Beyond the echelon of widely known conservative radio hosts with national audiences lies a vast network of lesser-known syndicated and regional radio hosts who have become key components of an echo chamber for conservative talking points and falsehoods. Like their better-known counterparts, these syndicated and regional radio hosts have played active roles this election season in promoting falsehoods and smears in an all-out effort to foment hate and distrust among their listeners for President-elect Barack Obama. While the hosts vary in the degree of vitriol they spew and in their ratio of rebuttable falsehoods to unbridled smears, Media Matters for America and Colorado Media Matters have identified common themes that many, if not all, have promoted over the past year.
President Bush was re-elected in 2004 with 286 electoral votes, the smallest popular-vote margin since 1976 (excluding the 2000 election) and the lowest electoral vote count for an incumbent president's re-election since 1916. Nevertheless, many in the media were quick to echo Vice President Dick Cheney's assertion that "the nation" gave Bush "a mandate." It remains to be seen whether the media will apply the same standard in assessing the results of the 2008 election.

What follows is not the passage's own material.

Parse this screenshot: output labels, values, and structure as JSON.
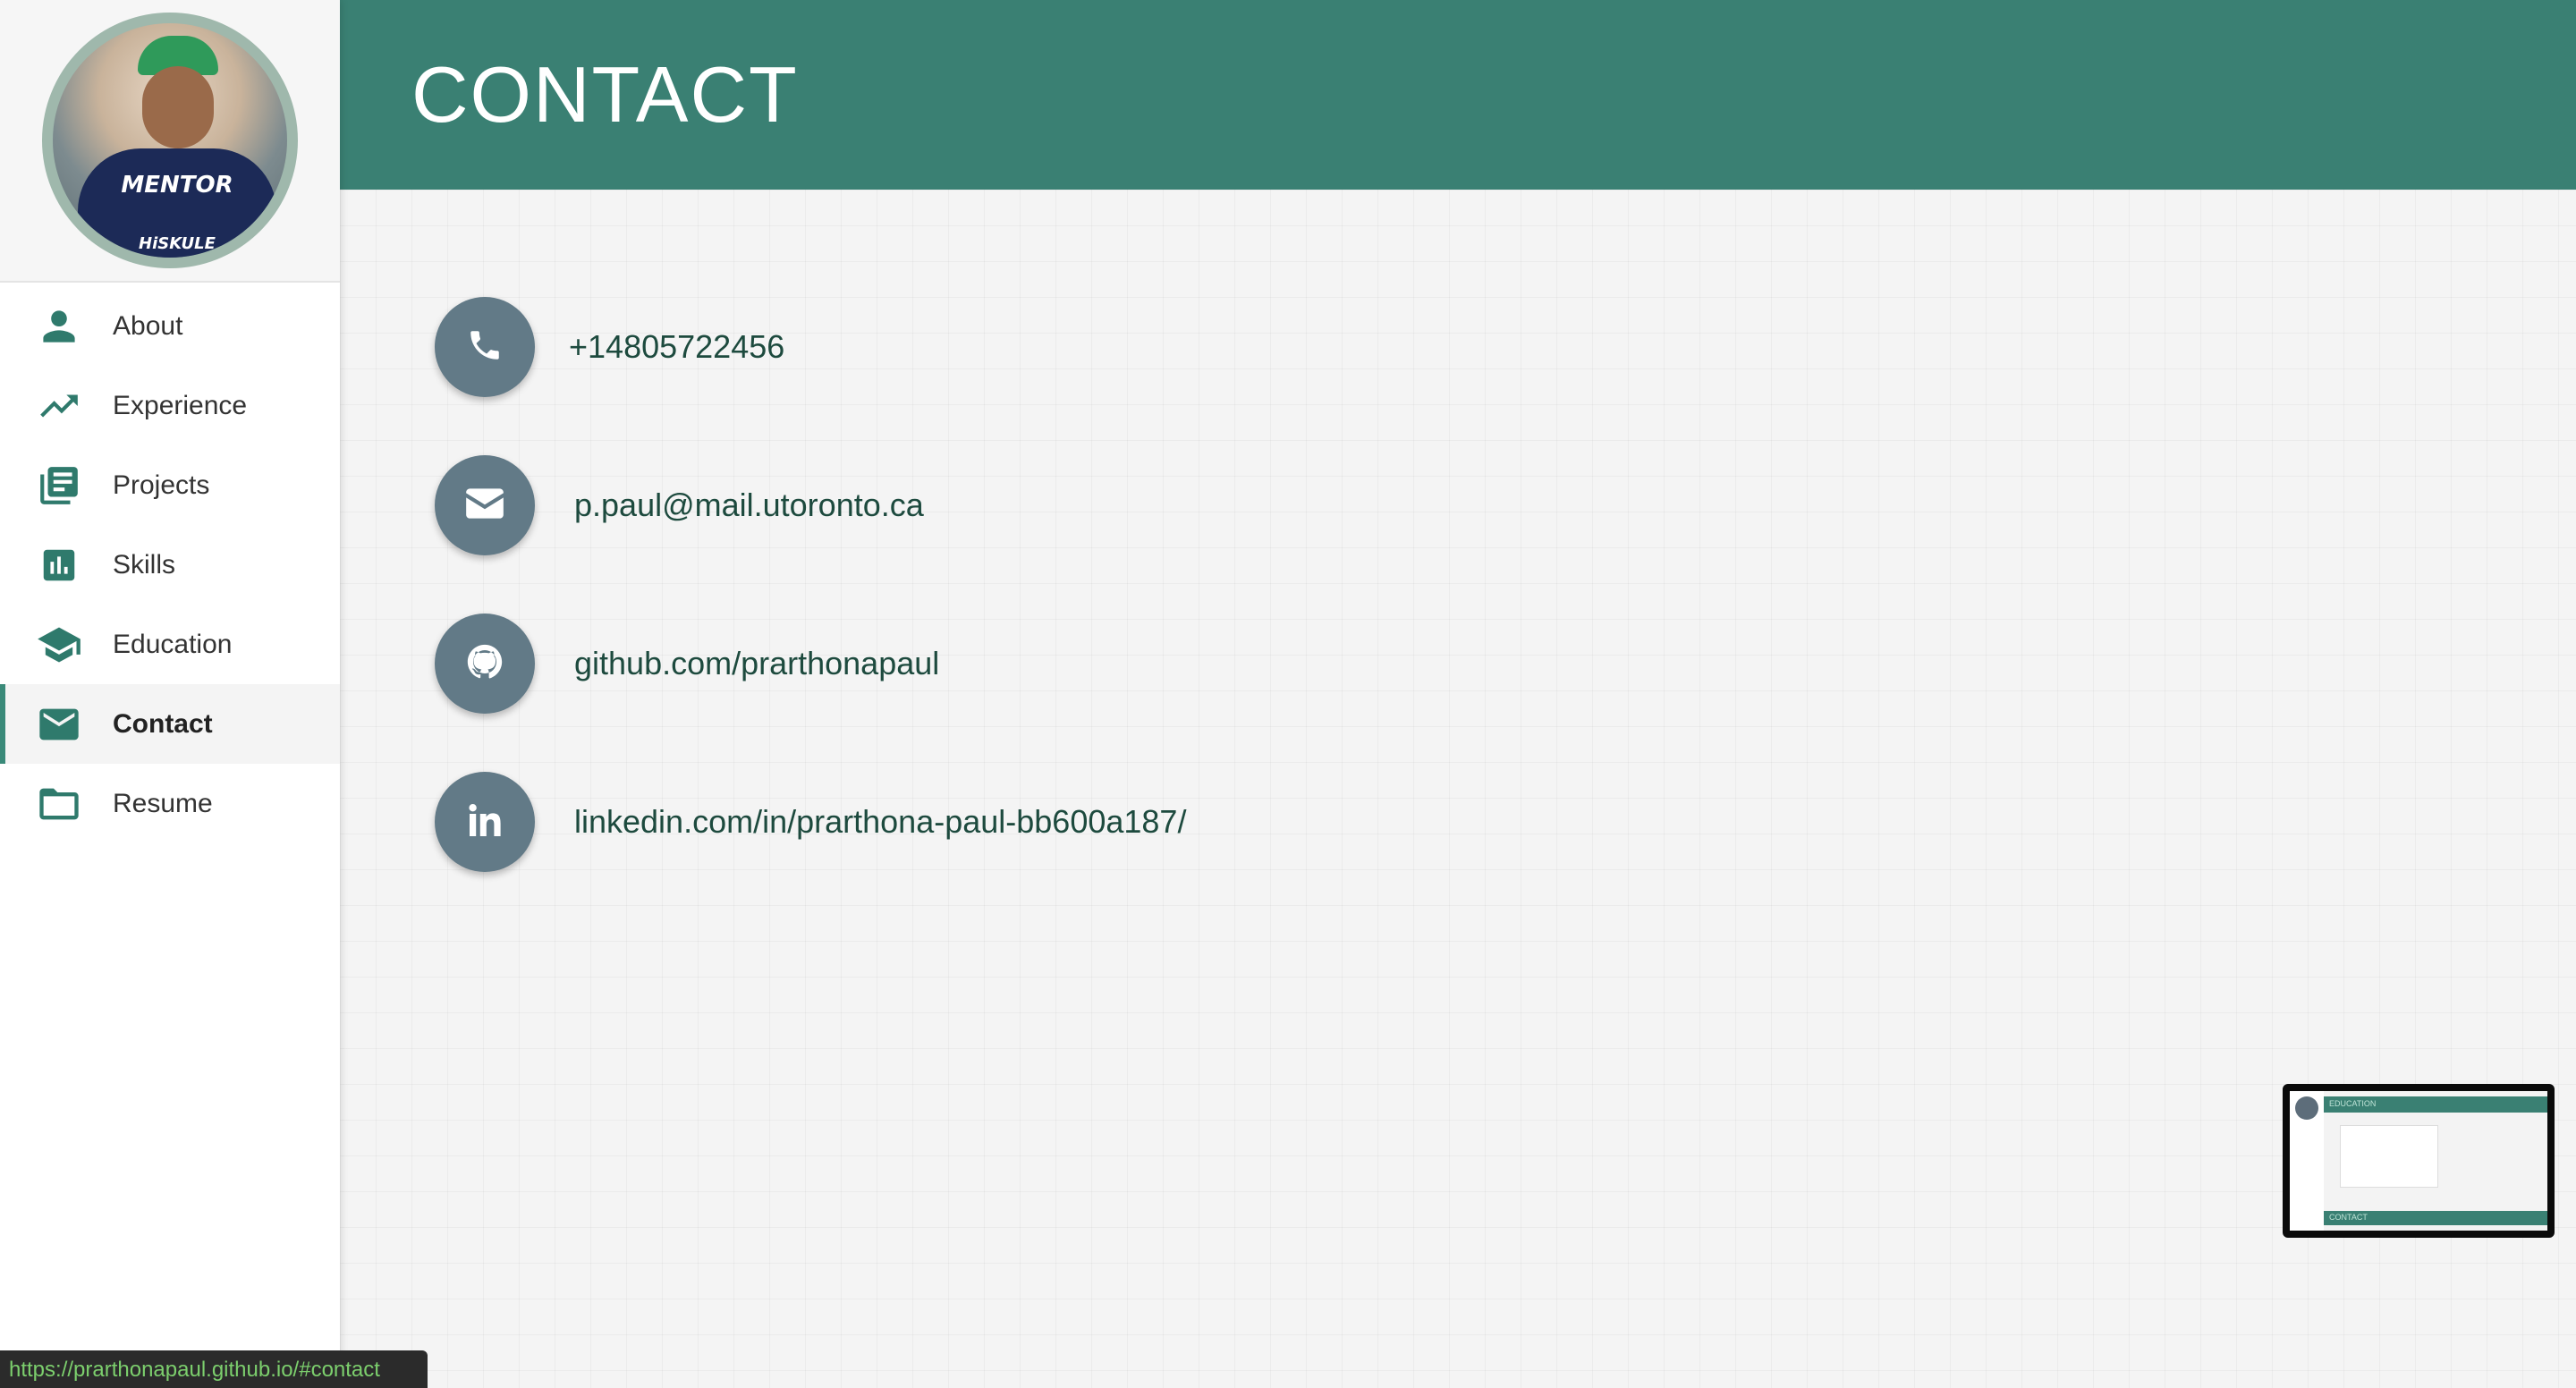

Media critics have recently postulated that while Matt Drudge may have once set the media's agenda, his influence has waned and his efforts to inject himself in the media's coverage of the presidential election have largely fallen flat. This election season, Drudge has posted a long series of items that were false on their face or turned out to be false, making the strong case that, if his influence is not in fact waning, it should be.